Two threatened NSW native orchids have recently been germinated symbiotically for the very first time. They are the Crimson Spider-orchid (Caladenia concolor) and the Sand-hill Spider-orchid (Caladenia arenaria). The ANPC is germinating the orchids for reintroduction trials to be undertaken next year in the state’s south west by the NSW Office of Environment and Heritage (OEH), funded through the NSW Government’s new Saving Our Species (SOS) program.
ABC Radio Goulburn Murray 4/4/14
Town and Country Magazine 7/4/14

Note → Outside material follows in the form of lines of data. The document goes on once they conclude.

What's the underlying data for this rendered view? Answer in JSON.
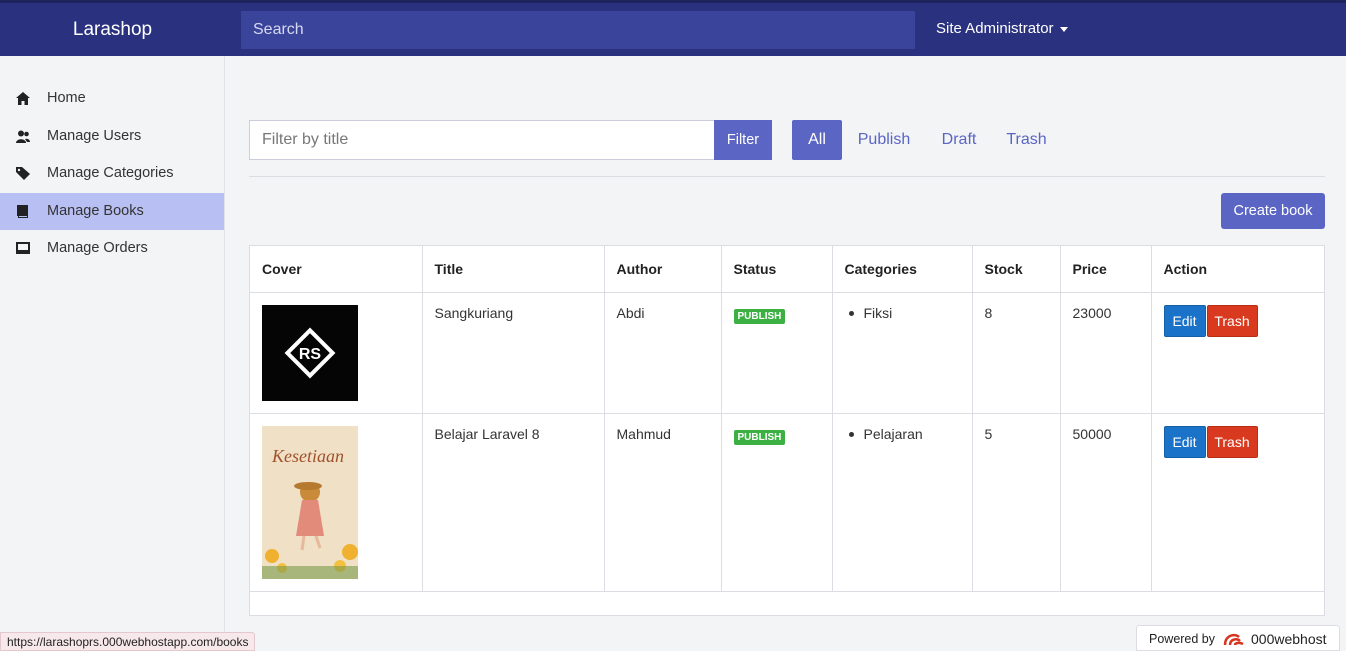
{
  "header": {
    "brand": "Larashop",
    "search_placeholder": "Search",
    "user": "Site Administrator"
  },
  "sidebar": {
    "items": [
      {
        "label": "Home",
        "icon": "home-icon"
      },
      {
        "label": "Manage Users",
        "icon": "users-icon"
      },
      {
        "label": "Manage Categories",
        "icon": "tag-icon"
      },
      {
        "label": "Manage Books",
        "icon": "book-icon",
        "active": true
      },
      {
        "label": "Manage Orders",
        "icon": "inbox-icon"
      }
    ]
  },
  "filter": {
    "placeholder": "Filter by title",
    "button": "Filter"
  },
  "tabs": [
    "All",
    "Publish",
    "Draft",
    "Trash"
  ],
  "create_button": "Create book",
  "table": {
    "headers": [
      "Cover",
      "Title",
      "Author",
      "Status",
      "Categories",
      "Stock",
      "Price",
      "Action"
    ],
    "rows": [
      {
        "title": "Sangkuriang",
        "author": "Abdi",
        "status": "PUBLISH",
        "categories": [
          "Fiksi"
        ],
        "stock": "8",
        "price": "23000",
        "cover_text": "RS"
      },
      {
        "title": "Belajar Laravel 8",
        "author": "Mahmud",
        "status": "PUBLISH",
        "categories": [
          "Pelajaran"
        ],
        "stock": "5",
        "price": "50000",
        "cover_text": "Kesetiaan"
      }
    ],
    "edit_label": "Edit",
    "trash_label": "Trash"
  },
  "status_url": "https://larashoprs.000webhostapp.com/books",
  "powered": {
    "label": "Powered by",
    "brand": "000webhost"
  }
}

Three Victorian threatened native orchids - the McIvor Spider-orchid (Caladenia audasii), the Bendigo Spider-orchid (Caladenia sp. aff. fragranitissima) and the Stuart Mill Spider-orchid (Caladenia cretaceae) have also recently been successfully germinated. These seedlings will eventually be reintroduced back into the wild as part of a translocation project being implemented by the Loddon Mallee Region of the Department of Environment and Primary Industries (DEPI) and Amaryllis Environmental. (Media release).
ABC Rural 11/4/14 (includes audio)
1. Caladenia audasii (McIvor Spider-orchid) Credit: Julie Whitfield. 2. Caladenia audasii germinations Credit: Noushka Reiter.
Native Orchids in Australia
Australia has a higher proportion of orchids than any other temperate region of the world, with over 1700 species recorded. The majority
of these are terrestrial (ground dwelling). Yet regrettably, 25% of global orchid extinctions have occurred on our continent.
Principally these extinctions are due to large scale changes in our environment over the past 200 years as a result of land clearing,
land degradation and the introduction of weeds and rabbits to our continent. Many populations exist in uncertain environments, such as
on private land, in roadside / rail reserves or on public land subjected to fuel reduction burning regimes. Of the 400 orchid species in Victoria, half are threatened with extinction, with 43 species listed on the federal Environment Protection and Biodiversity Conservation Act (1999). Orchids also represent a significant proportion of all threatened flora in Australia.